Yes. That’s the forecast from the International Energy Administration.
Their report has been discussed in lots of places this week.
I’ll make note of their long-term forecast for future reference: U.S. oil production greater than Saudi Arabia by 2020. That’s only 8 years from now.
Mark Mills discusses some of the impacts of surging production in the U.S. in his post The International Energy Agency Catches Up With America’s Oil Producers.
The IEA report is taking note of the rapid increase in places like Bakken and Eagle Ford. Their forecast, as already mentioned, is for U.S. output to surpass that of Saudi Arabia. That has huge implication for jobs and the economy. There are huge ripple effect into manufacturing.

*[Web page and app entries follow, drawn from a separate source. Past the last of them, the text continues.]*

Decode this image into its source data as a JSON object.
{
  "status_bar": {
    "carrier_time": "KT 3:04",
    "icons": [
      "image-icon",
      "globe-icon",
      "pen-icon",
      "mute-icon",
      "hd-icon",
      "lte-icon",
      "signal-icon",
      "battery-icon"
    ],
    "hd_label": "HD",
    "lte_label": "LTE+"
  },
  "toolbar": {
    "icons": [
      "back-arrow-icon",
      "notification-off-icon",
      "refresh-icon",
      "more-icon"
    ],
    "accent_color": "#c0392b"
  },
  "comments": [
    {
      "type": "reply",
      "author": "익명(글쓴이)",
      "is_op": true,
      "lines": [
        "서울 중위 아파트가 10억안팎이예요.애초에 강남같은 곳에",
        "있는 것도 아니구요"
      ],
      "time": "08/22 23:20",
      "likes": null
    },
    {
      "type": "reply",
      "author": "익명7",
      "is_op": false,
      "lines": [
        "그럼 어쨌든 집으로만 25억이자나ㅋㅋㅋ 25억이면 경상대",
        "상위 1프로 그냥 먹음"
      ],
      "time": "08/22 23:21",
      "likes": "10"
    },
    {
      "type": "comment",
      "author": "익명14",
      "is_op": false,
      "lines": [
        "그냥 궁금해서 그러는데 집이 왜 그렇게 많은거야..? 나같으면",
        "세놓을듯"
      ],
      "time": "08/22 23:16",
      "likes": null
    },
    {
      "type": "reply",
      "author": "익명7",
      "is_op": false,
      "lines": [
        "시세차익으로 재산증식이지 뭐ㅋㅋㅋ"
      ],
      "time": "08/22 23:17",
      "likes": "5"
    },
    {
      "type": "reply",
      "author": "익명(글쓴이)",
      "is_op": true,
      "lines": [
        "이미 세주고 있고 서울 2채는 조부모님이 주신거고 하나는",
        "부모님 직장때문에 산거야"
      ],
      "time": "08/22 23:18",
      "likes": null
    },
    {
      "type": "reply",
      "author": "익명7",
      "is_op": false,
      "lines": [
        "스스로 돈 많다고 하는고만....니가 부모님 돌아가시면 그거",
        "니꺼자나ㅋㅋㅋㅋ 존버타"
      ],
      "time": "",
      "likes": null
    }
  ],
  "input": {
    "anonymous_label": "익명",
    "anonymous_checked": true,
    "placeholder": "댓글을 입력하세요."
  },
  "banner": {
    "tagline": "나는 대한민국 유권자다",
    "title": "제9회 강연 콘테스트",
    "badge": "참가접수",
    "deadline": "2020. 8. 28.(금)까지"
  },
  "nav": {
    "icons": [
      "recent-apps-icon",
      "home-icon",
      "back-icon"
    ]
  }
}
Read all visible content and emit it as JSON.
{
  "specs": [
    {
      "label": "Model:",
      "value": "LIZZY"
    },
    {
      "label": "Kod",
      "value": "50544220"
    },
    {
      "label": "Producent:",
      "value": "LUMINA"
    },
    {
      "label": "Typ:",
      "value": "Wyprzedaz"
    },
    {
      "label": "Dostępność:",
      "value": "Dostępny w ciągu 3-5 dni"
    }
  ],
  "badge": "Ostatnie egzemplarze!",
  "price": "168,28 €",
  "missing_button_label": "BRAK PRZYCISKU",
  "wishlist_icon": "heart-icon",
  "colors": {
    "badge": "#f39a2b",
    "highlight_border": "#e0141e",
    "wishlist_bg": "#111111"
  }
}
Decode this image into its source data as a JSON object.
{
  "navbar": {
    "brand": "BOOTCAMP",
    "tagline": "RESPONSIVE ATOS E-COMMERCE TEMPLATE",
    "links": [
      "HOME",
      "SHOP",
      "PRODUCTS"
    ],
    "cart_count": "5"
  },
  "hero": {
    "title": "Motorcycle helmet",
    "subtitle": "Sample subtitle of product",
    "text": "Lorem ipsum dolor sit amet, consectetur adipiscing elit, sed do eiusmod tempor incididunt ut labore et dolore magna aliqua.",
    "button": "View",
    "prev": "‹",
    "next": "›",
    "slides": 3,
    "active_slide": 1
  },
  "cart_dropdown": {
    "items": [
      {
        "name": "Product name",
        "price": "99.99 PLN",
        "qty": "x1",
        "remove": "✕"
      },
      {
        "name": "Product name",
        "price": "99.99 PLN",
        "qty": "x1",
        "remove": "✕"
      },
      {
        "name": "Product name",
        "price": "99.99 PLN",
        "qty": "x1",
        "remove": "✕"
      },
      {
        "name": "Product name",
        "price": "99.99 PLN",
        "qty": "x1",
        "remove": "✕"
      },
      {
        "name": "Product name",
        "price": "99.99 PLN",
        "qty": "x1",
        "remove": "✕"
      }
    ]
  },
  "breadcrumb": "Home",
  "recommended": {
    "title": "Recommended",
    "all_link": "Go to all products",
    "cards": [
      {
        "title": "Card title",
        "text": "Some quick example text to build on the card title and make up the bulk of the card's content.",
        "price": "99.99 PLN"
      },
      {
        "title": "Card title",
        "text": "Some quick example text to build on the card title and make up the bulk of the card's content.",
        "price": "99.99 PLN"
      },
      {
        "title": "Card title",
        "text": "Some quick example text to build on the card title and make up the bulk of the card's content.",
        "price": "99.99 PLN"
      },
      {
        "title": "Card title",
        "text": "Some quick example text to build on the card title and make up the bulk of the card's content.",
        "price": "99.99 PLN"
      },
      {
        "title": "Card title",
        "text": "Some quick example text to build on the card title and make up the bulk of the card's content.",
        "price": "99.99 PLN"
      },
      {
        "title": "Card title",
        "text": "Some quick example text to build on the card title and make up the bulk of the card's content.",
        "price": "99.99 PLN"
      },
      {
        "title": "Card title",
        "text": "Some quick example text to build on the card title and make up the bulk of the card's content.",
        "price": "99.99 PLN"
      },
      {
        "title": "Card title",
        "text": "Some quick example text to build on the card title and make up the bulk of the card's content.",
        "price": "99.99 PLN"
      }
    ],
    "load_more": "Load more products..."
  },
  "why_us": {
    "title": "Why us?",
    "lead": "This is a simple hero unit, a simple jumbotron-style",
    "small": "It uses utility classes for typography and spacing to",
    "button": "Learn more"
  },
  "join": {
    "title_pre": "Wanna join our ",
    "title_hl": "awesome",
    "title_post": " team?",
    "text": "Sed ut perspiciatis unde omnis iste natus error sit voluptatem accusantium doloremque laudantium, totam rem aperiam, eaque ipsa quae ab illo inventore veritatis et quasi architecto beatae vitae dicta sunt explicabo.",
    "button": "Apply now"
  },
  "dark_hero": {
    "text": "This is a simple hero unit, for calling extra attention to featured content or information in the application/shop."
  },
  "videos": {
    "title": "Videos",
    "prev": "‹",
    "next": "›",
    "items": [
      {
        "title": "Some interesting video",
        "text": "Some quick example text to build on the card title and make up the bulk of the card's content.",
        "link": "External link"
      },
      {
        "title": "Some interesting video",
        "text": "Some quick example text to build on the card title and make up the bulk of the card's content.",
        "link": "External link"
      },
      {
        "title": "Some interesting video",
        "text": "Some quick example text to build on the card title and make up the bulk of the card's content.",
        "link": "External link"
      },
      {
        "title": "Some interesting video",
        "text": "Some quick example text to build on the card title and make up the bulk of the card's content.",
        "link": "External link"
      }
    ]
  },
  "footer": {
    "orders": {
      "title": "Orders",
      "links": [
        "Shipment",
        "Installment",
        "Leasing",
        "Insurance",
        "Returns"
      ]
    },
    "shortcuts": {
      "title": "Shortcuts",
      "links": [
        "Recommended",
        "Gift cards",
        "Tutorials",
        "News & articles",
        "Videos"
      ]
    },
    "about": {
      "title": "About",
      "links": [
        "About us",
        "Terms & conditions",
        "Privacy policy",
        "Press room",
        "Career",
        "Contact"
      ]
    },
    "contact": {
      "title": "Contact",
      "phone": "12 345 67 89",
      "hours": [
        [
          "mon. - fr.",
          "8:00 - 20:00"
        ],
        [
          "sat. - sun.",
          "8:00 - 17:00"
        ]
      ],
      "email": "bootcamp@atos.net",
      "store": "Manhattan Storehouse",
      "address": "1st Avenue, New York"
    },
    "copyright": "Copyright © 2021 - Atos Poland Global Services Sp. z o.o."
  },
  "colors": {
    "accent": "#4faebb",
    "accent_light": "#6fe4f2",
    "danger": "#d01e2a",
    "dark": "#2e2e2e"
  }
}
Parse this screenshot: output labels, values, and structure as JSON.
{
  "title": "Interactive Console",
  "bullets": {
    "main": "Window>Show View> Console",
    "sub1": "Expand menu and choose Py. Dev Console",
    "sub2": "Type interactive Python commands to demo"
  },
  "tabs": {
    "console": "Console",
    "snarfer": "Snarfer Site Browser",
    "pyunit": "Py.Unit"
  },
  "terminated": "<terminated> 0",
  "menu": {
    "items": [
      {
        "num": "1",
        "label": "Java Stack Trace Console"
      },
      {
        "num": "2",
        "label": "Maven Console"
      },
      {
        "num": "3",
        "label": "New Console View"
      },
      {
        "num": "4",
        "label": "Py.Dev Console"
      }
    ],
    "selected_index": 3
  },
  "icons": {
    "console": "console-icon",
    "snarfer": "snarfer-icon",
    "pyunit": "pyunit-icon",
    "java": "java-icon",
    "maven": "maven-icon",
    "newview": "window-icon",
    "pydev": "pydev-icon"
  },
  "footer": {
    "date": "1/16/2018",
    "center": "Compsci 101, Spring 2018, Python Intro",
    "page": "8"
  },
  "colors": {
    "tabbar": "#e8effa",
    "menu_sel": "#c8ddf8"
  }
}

That production increase will impact geopolitics as well.
Ironically, there are huge implications for government tax revenue. North Dakota isn’t quite sure what to do with their surplus at the state government level. That is a great problem to have. I wish the leaders in my state government were paying attention.
I’ve pointed out, as have many others, that we don’t have to continue down this road.
Mr. Mills says:
As the Wall Street Journal and others have noted, our good fortune isn’t inevitable. The U.S. could choose to follow the energy model of Mexico — vast resources, but declining production because of the heavy hand of government.
What would happen if the federal government were to actually encourage energy development?
At a price of €120 for the PDF version, I don’t think I’ll be reading the report anytime soon. If you’re really interested, the report can be found here.